Mashburn Surname

mga-logo-transparentCaution! There are several commercial operations that offer a Mashburn surname book. For the most part, these are NOT legitimate services and their “research” consist of harvesting phone numbers and other information that is freely obtained on the Internet.

English Name

Perhaps because the compound name of Mashburn includes the surname of the famous Irish poet, Robert Burns, or because the Mashburns intermarried with the Scotch-Irish as they moved across western North Carolina, some have the belief that the name is Irish or Scotch.

In fact, the name Mashburn (and its variants) first appears in English records during the 1500’s but has never been found in any early Irish or Scottish record.

The Meaning and Origins of MASHBURN

In England, surnames (also known as last names or family names) began with the Norman invasion and the subsequent tallying of people and property in the Domesday Book. Surnames did not become common among the lower classes for several centuries after being adopted by the nobility and gentry,

It appears that the Mashburn surname is Old English, although one etymologist states that a migration from the Germanic lowlands in the very distant past (late Middle Ages) cannot be ruled out.

Marsh (meaning a low, wet place) derives from the Old English MERSC and, in certain locales, was pronounced as “mash.”

Bourne (meaning a small stream) derives from the Old English BURRNA and, in various spellings, appears as burne, born or burn.

Therefore, the surname MASHBURN literally means ‘he who dwells near the marsh’s stream.’ Early MASHBURN records are rare; the name is extinct in England and is now found only in southern American families.

By combining the two roots in their various forms, one can easily find most of the deviations that are contained in old (and current) records:


Because spelling was not standardized until the 1800’s, one cannot place much genealogical importance on the spelling of the surname. One must remember that  most people were not  literate and clerks were often only barely so.

Variants of the name throughout the country appear to be the result of poor education or local dialect rather than an attempt to distinguish a separate line.

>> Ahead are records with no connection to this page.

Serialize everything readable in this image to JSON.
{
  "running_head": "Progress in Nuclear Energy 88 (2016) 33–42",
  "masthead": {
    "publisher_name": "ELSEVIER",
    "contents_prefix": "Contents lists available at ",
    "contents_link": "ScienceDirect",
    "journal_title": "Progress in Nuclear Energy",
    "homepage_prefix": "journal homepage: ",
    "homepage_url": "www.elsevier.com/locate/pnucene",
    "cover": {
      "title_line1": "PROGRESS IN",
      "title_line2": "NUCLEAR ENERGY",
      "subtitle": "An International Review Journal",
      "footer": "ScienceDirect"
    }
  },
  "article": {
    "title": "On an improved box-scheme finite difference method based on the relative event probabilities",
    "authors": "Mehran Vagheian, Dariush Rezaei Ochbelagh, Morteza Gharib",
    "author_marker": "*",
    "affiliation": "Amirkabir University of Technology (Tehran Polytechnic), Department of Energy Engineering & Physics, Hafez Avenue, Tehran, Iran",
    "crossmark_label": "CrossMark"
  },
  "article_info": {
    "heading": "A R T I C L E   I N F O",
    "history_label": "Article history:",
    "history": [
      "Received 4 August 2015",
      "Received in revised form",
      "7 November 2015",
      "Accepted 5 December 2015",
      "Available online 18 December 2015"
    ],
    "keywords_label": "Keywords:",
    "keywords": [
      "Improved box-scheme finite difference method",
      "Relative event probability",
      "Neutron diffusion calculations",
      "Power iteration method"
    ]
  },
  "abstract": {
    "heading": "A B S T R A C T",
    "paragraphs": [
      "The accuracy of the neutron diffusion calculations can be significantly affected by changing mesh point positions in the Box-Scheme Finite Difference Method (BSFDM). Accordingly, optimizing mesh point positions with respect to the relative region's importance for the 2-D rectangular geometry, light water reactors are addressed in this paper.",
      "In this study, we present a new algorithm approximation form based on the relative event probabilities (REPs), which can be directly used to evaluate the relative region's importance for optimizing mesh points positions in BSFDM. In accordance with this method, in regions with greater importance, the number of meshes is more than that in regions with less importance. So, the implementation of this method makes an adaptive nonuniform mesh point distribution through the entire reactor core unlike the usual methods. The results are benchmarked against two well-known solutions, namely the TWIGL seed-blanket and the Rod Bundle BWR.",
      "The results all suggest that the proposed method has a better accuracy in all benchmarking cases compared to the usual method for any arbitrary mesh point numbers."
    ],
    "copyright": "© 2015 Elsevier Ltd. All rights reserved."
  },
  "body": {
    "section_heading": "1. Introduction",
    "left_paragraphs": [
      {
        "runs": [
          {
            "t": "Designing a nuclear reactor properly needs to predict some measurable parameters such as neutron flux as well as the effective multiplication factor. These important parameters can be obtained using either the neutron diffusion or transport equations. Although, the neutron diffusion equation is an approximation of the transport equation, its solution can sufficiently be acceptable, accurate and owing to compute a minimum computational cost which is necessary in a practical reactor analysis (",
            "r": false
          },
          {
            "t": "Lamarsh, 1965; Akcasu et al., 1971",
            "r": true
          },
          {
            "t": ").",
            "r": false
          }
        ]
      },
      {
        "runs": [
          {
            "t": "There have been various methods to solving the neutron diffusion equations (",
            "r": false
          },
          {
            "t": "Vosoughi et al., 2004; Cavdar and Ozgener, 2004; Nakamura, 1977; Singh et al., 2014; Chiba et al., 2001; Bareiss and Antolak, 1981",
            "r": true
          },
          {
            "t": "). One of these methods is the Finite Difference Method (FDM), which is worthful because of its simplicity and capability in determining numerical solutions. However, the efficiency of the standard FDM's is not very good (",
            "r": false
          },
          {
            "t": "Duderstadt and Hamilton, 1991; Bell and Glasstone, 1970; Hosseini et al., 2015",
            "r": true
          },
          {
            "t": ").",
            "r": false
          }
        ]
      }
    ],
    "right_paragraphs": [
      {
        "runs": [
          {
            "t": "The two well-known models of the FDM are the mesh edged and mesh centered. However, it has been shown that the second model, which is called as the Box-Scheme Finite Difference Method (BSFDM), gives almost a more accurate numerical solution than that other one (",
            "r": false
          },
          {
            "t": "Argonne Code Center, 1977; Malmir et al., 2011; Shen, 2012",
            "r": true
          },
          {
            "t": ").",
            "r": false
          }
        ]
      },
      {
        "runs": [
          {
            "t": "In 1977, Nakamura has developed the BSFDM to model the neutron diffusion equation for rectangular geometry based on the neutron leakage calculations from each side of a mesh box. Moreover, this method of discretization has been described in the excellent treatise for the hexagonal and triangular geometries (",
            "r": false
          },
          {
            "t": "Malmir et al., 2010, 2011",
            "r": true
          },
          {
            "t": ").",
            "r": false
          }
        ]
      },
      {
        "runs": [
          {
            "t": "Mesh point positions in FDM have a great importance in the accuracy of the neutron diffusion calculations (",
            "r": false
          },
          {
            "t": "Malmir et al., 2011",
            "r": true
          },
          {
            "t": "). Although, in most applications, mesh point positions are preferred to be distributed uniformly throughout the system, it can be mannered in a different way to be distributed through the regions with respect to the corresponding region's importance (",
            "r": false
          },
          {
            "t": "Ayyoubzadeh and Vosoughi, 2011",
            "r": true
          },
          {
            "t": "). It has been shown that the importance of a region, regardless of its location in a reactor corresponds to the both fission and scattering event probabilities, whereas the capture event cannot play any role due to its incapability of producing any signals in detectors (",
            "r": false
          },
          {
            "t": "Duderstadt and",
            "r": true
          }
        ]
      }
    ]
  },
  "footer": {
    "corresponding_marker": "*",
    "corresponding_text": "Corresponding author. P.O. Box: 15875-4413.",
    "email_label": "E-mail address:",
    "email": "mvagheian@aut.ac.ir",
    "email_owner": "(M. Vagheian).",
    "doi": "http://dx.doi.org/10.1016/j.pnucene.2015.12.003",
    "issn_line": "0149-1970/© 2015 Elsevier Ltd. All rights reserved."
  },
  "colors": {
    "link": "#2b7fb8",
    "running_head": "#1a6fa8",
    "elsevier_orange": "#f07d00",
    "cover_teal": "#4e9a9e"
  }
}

Despite the variants, three forms of the surname became wide-spread – Mashborne, Mashburn and Marshburn.

Which is the Variant?

Since the surname Marsh is more common than Mash, most etymologists have assumed Mashburn is a variant of the surname Marshburn 

In fact, the Dictionary of American Family Names (©2013, Oxford University Press) states “Mashburn – Name Meaning English: probably a variant of Marshburn.”

However, the actual historical record, however, indicates that the reverse is true.

In 16th and 17th century England the most common spelling is Mashborne which was also the most common spelling for the first three or so generations in America. The name first appears in North Carolina and then Georgia, Tennessee, Florida, and Alabama followed by all the other southern states. (Oddly enough, few Mashburns settled in South Carolina.)

After the American Revolution, the spelling, Mashburn, became prevalent in the United States and the Mashborne name in England appears to have died out by the mid 1800’s.

During the 1800’s, the Onslow County, North Carolina branch began using the Marshburn spelling, no doubt reflecting the accent of the region, which often added ‘r’s to words with the “ash” sound (warsh for wash, for example).

Interestingly, modern statistics support the historical evidence. In 2010 there were 6688 MASHBURNS in the United States. While we know there were some blacks with the surname Mashburn they were so few that they did not registered as a percentage of the total.  (Ironically, the most famous Mashburn in America, former basketball star Jamal Mashburn, is black).

In contrast, in that same year, 1887 people held the surname MARSHBURN and 14% of those were black. This is explained by the early Mashburn branches moving westward across NOrth Carolina and into Georga and eastern Tennessee where slavery was not common while the Marshburns who were rice plantation owners centered in Onslow County had slaves. No doubt, some of the former slaves assumed the surname Marshburn after the Civil War..

The River Misbourne

A more nuanced theory for the origin of the surname is proposed by Steve Mashburn, webmaster of the Mashburn Genealogy Archives. Since the Old English roots of Mashbourne and Misbourne are the same, it is possible that the original Mashborne surname might have indicated “people from the Misbourne Valley.”

The River Misbourne is only 30 miles from Brackely where the largest concentration of the Mashborne surname is found in the late 1500’s to early 1600’s.

For more on this theory, read Mish-Mash.


Downing, John C. (n.d.). “Know Your Name”, The Atlanta Journal and Constitution.

The Historical Research Center, Inc. (1992).”Mashburn,” Family Name History.